The Other Place by Regine Haensel Published by Serimuse Books Review by Shelley A. Leedahl $12.00 ISBN 978-603-8919-58-3 Regine Haensel’s first collection of stories, The Other Place, is so easy to read, one need only invest a few hours, yet the compelling linked stories and their credible protagonist – Greta, a young German immigrant – remain with the reader in the way one can still feel the warmth after a good friend has been to visit. Firstly, the book is physically enjoyable to read. The double-spaced lines are literally easy to see, and the paper used is noticeably whiter than in most books, so the black print stands out. This is rare and especially welcome. The attractive cover features multi-coloured circles (slightly reminiscent of a Spirograph design) against a lime green background, and offers no clue – not a bad thing! – as to what’s inside: nine stories about introspective Greta’s often difficult assimilation into a small prairie community. In her words, she “Wanted to get good at forgetting sad things.” I believe Saskatoon-based Haensel has drawn deeply from her own personal experience, as a quick internet search reveals that she was born in Germany and moved to Canada in…

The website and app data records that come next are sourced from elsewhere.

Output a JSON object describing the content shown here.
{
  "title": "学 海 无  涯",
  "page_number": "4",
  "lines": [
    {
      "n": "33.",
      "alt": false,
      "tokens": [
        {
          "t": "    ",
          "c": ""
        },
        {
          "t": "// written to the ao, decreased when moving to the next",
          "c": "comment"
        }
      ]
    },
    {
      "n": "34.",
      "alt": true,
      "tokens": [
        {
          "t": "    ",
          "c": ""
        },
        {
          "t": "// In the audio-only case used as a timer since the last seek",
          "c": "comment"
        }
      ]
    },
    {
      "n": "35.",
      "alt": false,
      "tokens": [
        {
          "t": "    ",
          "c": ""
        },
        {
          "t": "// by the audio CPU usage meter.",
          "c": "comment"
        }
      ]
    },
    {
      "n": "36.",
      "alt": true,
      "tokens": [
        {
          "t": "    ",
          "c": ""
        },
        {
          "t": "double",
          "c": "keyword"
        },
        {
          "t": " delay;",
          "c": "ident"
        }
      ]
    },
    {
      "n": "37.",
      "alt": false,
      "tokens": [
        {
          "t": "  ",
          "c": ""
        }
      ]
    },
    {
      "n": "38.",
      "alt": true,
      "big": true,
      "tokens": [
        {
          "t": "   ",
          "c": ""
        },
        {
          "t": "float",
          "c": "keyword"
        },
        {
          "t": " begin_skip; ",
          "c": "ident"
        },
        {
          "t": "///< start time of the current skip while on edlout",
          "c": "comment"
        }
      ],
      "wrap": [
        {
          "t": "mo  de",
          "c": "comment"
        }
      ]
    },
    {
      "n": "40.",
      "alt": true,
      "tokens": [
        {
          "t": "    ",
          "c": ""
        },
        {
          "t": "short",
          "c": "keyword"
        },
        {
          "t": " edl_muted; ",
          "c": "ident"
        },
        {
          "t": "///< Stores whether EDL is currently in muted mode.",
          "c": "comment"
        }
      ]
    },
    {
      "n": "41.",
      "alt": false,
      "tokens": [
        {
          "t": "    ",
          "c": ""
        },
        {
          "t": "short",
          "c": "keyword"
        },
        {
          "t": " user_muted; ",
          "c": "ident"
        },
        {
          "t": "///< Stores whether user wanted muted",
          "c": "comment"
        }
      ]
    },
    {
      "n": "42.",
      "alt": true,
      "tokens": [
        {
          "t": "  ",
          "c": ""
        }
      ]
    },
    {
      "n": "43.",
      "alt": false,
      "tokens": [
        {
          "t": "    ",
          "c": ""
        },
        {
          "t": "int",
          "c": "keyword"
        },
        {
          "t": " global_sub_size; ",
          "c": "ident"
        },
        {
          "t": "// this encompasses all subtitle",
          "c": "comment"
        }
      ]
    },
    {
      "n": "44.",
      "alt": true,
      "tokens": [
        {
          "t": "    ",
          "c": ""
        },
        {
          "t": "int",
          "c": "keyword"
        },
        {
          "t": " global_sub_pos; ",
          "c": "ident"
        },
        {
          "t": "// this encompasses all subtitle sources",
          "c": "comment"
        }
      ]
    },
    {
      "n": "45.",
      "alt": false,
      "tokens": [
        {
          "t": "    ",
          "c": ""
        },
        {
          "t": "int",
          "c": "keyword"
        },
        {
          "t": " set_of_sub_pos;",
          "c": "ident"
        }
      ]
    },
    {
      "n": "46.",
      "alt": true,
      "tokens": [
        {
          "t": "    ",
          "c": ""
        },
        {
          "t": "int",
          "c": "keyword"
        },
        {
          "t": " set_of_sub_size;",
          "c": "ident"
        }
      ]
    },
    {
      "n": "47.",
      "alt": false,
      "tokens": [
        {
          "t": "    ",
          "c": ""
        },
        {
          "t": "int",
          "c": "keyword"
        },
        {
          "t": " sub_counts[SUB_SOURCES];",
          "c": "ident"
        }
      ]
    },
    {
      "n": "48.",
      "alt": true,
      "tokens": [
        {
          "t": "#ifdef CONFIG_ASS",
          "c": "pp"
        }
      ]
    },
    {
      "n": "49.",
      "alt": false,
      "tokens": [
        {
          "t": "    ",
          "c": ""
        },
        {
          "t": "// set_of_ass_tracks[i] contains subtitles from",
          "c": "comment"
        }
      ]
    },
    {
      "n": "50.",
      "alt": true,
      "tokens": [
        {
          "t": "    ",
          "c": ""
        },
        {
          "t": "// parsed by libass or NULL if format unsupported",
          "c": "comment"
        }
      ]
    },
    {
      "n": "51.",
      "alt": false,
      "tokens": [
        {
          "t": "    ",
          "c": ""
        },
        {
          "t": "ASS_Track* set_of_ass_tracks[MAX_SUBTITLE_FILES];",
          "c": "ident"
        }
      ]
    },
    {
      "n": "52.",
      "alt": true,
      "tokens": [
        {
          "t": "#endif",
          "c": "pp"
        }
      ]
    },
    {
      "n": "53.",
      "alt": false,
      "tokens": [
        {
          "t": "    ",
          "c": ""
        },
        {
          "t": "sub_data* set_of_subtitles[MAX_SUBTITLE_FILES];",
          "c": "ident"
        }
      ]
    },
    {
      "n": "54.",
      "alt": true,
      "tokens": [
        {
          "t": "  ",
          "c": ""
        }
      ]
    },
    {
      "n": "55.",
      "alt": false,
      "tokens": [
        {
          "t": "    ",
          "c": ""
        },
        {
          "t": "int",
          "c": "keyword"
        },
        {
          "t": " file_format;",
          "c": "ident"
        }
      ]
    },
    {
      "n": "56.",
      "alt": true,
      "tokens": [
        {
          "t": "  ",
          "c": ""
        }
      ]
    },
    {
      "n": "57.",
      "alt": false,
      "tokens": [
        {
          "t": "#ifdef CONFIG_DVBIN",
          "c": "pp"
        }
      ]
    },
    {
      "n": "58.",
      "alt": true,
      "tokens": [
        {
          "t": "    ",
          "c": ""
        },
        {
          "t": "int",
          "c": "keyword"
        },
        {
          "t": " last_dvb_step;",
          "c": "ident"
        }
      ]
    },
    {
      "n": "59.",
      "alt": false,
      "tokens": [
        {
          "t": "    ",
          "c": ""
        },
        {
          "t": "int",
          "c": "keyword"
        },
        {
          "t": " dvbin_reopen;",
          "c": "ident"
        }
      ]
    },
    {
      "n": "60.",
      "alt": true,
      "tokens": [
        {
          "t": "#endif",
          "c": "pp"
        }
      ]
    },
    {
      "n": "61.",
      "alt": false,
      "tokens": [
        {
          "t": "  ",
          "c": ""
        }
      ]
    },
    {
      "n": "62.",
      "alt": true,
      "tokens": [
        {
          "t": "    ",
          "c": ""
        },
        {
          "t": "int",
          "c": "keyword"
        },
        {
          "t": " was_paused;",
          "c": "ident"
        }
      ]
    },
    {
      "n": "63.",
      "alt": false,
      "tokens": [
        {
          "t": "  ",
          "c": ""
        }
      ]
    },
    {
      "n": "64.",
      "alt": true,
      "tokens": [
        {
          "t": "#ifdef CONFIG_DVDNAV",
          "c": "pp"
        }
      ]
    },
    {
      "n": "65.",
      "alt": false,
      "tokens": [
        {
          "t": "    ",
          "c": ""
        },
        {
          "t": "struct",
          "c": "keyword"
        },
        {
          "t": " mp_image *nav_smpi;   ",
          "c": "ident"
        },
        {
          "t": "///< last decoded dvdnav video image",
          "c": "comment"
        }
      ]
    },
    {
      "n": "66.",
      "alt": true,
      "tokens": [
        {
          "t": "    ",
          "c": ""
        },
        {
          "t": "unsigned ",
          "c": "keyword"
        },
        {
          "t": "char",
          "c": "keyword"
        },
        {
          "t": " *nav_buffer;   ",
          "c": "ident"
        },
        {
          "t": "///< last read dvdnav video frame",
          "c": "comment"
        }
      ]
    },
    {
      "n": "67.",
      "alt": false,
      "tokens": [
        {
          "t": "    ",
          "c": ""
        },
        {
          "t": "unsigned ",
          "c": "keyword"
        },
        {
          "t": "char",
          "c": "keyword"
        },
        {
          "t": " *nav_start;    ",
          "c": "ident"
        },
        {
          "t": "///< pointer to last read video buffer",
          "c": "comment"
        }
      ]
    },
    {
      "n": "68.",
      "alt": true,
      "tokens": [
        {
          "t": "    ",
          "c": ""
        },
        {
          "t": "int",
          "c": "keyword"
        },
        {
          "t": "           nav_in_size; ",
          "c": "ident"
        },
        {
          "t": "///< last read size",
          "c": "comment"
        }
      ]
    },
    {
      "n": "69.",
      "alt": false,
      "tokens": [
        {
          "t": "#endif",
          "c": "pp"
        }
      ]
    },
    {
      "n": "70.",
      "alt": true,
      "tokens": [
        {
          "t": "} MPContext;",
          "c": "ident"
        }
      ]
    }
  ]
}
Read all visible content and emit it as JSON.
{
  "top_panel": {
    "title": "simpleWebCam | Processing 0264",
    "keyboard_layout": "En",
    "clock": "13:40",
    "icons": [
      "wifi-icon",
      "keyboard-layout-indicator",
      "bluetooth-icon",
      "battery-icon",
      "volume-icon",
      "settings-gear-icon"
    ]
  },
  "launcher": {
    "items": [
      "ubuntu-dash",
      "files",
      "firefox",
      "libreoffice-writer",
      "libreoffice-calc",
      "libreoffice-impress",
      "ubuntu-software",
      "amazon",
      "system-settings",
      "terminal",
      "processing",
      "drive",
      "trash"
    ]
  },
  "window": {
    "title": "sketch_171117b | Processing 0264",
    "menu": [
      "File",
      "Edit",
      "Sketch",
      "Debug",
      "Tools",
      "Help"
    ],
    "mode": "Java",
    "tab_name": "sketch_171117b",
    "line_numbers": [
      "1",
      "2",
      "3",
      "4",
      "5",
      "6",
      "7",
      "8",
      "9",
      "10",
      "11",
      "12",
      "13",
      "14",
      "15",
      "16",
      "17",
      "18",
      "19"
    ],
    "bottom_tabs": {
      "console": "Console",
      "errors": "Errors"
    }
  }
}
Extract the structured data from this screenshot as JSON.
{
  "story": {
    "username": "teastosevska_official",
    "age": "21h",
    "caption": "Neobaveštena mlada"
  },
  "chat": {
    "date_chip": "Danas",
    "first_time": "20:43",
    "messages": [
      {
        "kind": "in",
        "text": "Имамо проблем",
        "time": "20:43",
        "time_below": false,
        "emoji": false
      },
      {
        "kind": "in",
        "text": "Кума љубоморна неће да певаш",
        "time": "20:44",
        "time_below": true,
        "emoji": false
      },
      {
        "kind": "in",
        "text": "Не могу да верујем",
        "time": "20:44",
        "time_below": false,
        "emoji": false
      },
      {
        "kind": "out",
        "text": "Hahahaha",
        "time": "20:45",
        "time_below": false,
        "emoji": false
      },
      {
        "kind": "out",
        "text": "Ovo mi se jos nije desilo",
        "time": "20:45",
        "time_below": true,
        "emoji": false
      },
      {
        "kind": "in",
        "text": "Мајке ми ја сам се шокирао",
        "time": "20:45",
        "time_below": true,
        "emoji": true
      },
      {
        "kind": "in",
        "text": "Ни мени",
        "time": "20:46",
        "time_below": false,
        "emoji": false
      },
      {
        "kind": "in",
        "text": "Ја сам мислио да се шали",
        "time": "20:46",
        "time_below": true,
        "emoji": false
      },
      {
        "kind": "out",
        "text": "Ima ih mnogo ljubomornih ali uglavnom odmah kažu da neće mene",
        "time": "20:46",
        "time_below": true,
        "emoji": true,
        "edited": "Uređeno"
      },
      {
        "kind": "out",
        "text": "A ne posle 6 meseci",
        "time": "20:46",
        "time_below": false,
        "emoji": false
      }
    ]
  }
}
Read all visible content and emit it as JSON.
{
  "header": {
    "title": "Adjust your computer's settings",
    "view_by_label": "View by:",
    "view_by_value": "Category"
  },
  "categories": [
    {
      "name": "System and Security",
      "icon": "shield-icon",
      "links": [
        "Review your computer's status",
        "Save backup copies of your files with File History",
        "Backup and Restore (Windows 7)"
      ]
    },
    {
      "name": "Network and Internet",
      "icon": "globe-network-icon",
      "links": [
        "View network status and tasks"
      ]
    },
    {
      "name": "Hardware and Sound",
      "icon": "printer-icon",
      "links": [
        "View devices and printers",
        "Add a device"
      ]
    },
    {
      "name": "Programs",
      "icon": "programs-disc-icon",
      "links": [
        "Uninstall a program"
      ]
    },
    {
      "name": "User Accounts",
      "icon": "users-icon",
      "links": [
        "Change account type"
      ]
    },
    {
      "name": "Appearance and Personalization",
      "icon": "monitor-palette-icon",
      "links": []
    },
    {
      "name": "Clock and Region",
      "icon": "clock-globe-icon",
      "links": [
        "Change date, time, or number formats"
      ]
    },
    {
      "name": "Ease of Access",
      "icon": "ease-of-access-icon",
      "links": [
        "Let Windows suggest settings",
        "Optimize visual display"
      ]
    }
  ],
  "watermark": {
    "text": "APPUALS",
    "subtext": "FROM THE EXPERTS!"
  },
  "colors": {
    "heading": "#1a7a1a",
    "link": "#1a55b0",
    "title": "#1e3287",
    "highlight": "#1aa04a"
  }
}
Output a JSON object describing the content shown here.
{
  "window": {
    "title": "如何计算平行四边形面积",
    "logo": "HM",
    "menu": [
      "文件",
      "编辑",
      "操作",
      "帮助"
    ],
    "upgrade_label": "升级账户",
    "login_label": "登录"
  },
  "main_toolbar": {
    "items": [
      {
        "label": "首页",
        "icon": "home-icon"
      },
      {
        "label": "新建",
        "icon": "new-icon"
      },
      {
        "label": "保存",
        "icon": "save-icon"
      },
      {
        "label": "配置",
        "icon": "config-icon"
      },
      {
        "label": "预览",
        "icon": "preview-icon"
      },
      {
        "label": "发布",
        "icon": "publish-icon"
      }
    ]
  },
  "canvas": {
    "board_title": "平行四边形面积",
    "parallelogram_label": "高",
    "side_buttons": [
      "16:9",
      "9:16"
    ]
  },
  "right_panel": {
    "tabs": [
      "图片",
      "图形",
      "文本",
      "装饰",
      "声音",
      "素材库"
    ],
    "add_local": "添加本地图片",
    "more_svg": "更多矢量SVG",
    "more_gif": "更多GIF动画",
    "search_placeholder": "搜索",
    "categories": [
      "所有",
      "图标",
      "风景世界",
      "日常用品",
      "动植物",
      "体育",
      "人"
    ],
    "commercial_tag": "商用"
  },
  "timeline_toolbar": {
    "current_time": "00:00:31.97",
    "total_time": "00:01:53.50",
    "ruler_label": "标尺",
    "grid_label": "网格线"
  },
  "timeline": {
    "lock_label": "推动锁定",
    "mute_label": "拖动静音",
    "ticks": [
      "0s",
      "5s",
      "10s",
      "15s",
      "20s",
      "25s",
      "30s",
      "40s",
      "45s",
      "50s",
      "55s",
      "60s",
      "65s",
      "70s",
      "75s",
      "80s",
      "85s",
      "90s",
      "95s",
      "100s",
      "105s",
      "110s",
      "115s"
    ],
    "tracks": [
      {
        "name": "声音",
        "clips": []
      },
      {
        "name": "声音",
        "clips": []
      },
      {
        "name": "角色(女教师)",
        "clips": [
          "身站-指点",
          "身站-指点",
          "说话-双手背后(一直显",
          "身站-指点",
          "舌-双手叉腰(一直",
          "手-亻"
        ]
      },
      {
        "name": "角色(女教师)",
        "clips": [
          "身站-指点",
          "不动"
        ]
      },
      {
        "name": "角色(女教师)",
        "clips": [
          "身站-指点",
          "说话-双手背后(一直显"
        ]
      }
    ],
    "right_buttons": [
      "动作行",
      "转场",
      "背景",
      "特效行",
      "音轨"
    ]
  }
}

250 Hours
Coteau Books / 18 September 2015

250 Hours By Colleen Nelson Published by Coteau Books Review by Justin Dittrick $12.95 ISBN 9781550506419 250 Hours by Colleen Nelson is a young adult novel that introduces readers to social issues creating divisions among Aboriginal and Non-Aboriginal Canadians, while depicting how these issues manifest themselves in the problematic relations marked by discrimination, role-reduction, and conflict. However, while it is classified as a young adult novel, non-Aboriginal and Aboriginal Canadians of all ages will find in its pages a compelling representation of the social and economic realities all Canadians experience in reservations and in small town communities. The assumption that should be made is that many Canadians, like Sara Jean’s Gam, were educated in only a partial history of the residential school system, and may not realize that this school system amounted to a form of cultural genocide. The fallout of this school system is richly depicted in Jess, who grew up without a father and faced discrimination, as well as in Jess’s father, Gus, who returns home with liver cancer, having lived a life attempting to cope with his past with alcohol. The novel also depicts the conflict non-Aboriginal Canadian women experience within their own culture, particularly the conflict…

The Birthday Books
Hagios Press / 18 September 2015

The Birthday Books by Joanna Lilley Published by Hagios Press Review by Justin Dittrick ISBN 9 781926 710334 $18.95 Joanna Lilley’s short story collection, The Birthday Books, promises readers an unforgettable trip to the threshold of becoming that exists on no map, but in individual minds and social consciousness, along the boundary of the familiar and the unknown. Many of the stories in this collection mark time and place one beat prior to personal transformation, within circumstances that distort, clarify, or enhance the lenses used to peer into the self, others and into the past. Many of the characters in this collection are on the edge of something momentous. The stories are parsimonious and elegant, at once mystifying and perspicacious, the images formed from spaces teeming with anguish, euphoria, uncertainty, curiosity, and rare beauty. In her characters’ attraction to the North, in “Rearranging Rainbows,” “Silver Salmon,” “Magnetic North,” “Carbonated,” and “The Ladies of Marsh Lake,” Lilley composes a convincing testament to the North’s magnetic powers, what makes this harsh and challenging environment so alluring to the imaginations of those desiring a break from modern existence or individual circumstance. Readers will be enthralled with Lilley’s character’s wanderlust, with how their thoughts,…